- [Your assignment] Every record must appear in the response exactly as given.

- [Entries supplied]
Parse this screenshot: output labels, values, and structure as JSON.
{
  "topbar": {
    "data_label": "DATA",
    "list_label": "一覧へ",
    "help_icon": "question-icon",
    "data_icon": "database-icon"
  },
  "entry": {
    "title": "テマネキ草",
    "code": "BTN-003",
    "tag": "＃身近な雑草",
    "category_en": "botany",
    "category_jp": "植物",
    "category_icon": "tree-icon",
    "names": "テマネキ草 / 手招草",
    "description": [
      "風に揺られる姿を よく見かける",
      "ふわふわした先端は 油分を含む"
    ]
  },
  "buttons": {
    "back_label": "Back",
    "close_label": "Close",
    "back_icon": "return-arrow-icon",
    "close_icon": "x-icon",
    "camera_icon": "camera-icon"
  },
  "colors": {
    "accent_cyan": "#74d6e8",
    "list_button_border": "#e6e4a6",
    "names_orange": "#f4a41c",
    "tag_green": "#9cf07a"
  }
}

- [Written answer]
Parse this screenshot: output labels, values, and structure as JSON.
{
  "topbar": {
    "data_label": "DATA",
    "list_label": "一覧へ",
    "help_icon": "question-icon",
    "data_icon": "database-icon"
  },
  "entry": {
    "title": "テマネキ草",
    "code": "BTN-003",
    "tag": "＃身近な雑草",
    "category_en": "botany",
    "category_jp": "植物",
    "category_icon": "tree-icon",
    "names": "テマネキ草 / 手招草",
    "description": [
      "風に揺られる姿を よく見かける",
      "ふわふわした先端は 油分を含む"
    ]
  },
  "buttons": {
    "back_label": "Back",
    "close_label": "Close",
    "back_icon": "return-arrow-icon",
    "close_icon": "x-icon",
    "camera_icon": "camera-icon"
  },
  "colors": {
    "accent_cyan": "#74d6e8",
    "list_button_border": "#e6e4a6",
    "names_orange": "#f4a41c",
    "tag_green": "#9cf07a"
  }
}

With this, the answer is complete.